What is being asked:
From the first line to the last, give the records again exactly and skip the pictures.

--------------------------------

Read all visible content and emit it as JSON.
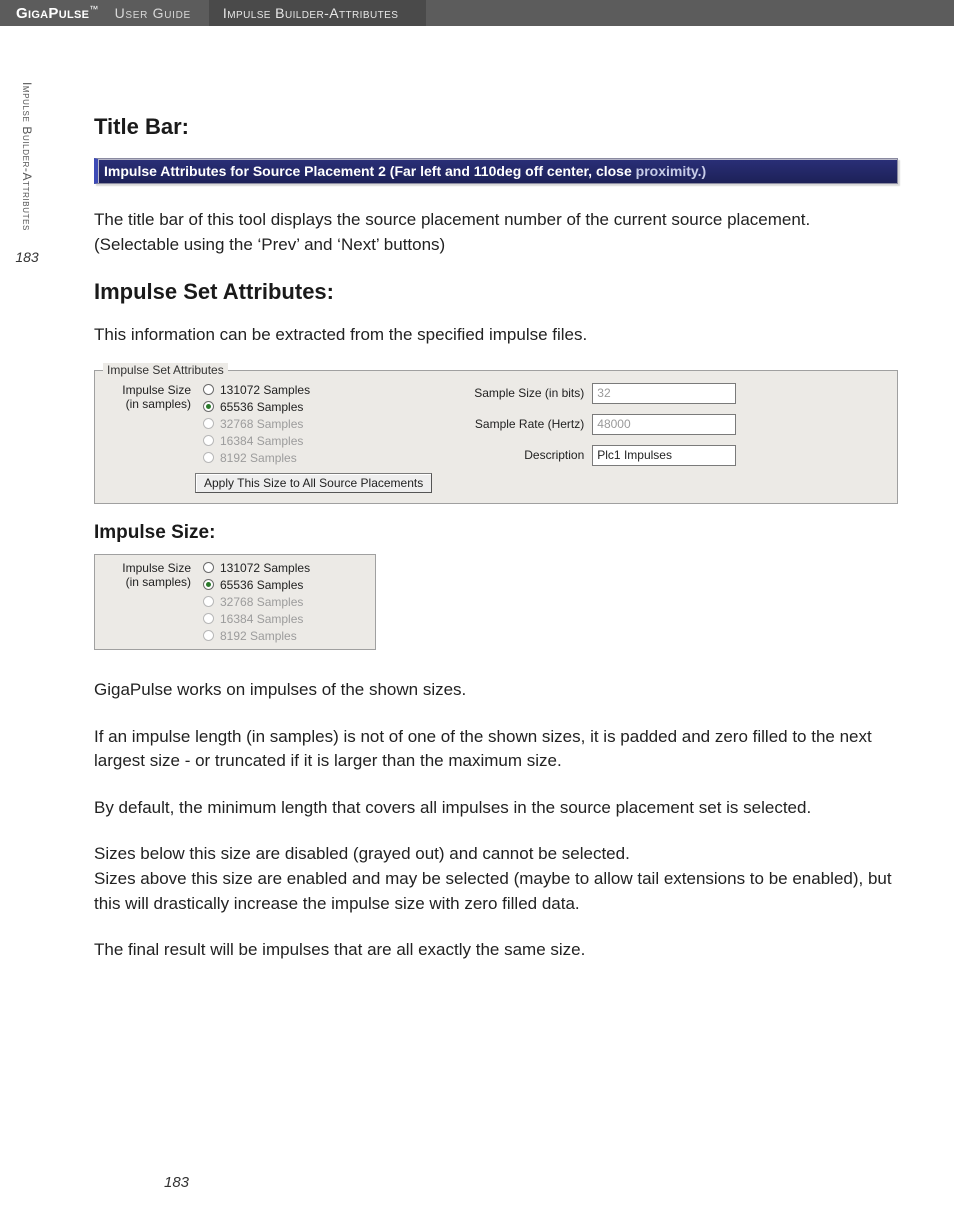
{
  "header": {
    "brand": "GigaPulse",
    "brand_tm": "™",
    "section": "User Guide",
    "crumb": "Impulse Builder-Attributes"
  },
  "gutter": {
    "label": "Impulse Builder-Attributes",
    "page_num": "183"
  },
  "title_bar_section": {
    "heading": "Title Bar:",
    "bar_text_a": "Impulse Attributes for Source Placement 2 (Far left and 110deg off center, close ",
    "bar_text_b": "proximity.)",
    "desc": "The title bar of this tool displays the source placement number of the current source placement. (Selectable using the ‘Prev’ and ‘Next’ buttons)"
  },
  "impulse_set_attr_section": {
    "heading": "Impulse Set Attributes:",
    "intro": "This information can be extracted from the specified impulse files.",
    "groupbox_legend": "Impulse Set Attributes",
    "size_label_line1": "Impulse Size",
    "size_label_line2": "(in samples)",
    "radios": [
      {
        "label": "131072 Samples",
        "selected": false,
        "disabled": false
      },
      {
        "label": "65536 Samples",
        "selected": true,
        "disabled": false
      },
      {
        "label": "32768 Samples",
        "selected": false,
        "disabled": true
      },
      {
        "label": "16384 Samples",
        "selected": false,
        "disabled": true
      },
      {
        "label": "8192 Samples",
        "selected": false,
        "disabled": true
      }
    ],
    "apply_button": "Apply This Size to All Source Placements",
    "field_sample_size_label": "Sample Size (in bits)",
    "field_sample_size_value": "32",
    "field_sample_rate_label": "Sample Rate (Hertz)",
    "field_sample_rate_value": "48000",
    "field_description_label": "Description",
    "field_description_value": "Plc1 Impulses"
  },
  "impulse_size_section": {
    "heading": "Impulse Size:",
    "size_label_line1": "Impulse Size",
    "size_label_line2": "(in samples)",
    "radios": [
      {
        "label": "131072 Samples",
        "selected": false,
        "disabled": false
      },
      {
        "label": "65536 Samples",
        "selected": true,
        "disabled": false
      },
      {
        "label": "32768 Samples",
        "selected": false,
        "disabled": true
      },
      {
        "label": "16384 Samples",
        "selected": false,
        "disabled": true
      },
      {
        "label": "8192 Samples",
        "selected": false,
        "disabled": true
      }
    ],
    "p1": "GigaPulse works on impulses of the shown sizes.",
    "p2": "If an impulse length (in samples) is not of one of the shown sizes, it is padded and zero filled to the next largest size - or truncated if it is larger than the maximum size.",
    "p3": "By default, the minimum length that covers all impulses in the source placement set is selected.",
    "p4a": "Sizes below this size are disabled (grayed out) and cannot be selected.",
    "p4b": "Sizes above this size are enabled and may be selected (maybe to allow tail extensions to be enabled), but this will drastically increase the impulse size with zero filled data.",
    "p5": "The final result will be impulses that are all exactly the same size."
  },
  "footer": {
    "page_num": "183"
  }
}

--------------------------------

Solution to this problem:
Read all visible content and emit it as JSON.
{
  "header": {
    "brand": "GigaPulse",
    "brand_tm": "™",
    "section": "User Guide",
    "crumb": "Impulse Builder-Attributes"
  },
  "gutter": {
    "label": "Impulse Builder-Attributes",
    "page_num": "183"
  },
  "title_bar_section": {
    "heading": "Title Bar:",
    "bar_text_a": "Impulse Attributes for Source Placement 2 (Far left and 110deg off center, close ",
    "bar_text_b": "proximity.)",
    "desc": "The title bar of this tool displays the source placement number of the current source placement. (Selectable using the ‘Prev’ and ‘Next’ buttons)"
  },
  "impulse_set_attr_section": {
    "heading": "Impulse Set Attributes:",
    "intro": "This information can be extracted from the specified impulse files.",
    "groupbox_legend": "Impulse Set Attributes",
    "size_label_line1": "Impulse Size",
    "size_label_line2": "(in samples)",
    "radios": [
      {
        "label": "131072 Samples",
        "selected": false,
        "disabled": false
      },
      {
        "label": "65536 Samples",
        "selected": true,
        "disabled": false
      },
      {
        "label": "32768 Samples",
        "selected": false,
        "disabled": true
      },
      {
        "label": "16384 Samples",
        "selected": false,
        "disabled": true
      },
      {
        "label": "8192 Samples",
        "selected": false,
        "disabled": true
      }
    ],
    "apply_button": "Apply This Size to All Source Placements",
    "field_sample_size_label": "Sample Size (in bits)",
    "field_sample_size_value": "32",
    "field_sample_rate_label": "Sample Rate (Hertz)",
    "field_sample_rate_value": "48000",
    "field_description_label": "Description",
    "field_description_value": "Plc1 Impulses"
  },
  "impulse_size_section": {
    "heading": "Impulse Size:",
    "size_label_line1": "Impulse Size",
    "size_label_line2": "(in samples)",
    "radios": [
      {
        "label": "131072 Samples",
        "selected": false,
        "disabled": false
      },
      {
        "label": "65536 Samples",
        "selected": true,
        "disabled": false
      },
      {
        "label": "32768 Samples",
        "selected": false,
        "disabled": true
      },
      {
        "label": "16384 Samples",
        "selected": false,
        "disabled": true
      },
      {
        "label": "8192 Samples",
        "selected": false,
        "disabled": true
      }
    ],
    "p1": "GigaPulse works on impulses of the shown sizes.",
    "p2": "If an impulse length (in samples) is not of one of the shown sizes, it is padded and zero filled to the next largest size - or truncated if it is larger than the maximum size.",
    "p3": "By default, the minimum length that covers all impulses in the source placement set is selected.",
    "p4a": "Sizes below this size are disabled (grayed out) and cannot be selected.",
    "p4b": "Sizes above this size are enabled and may be selected (maybe to allow tail extensions to be enabled), but this will drastically increase the impulse size with zero filled data.",
    "p5": "The final result will be impulses that are all exactly the same size."
  },
  "footer": {
    "page_num": "183"
  }
}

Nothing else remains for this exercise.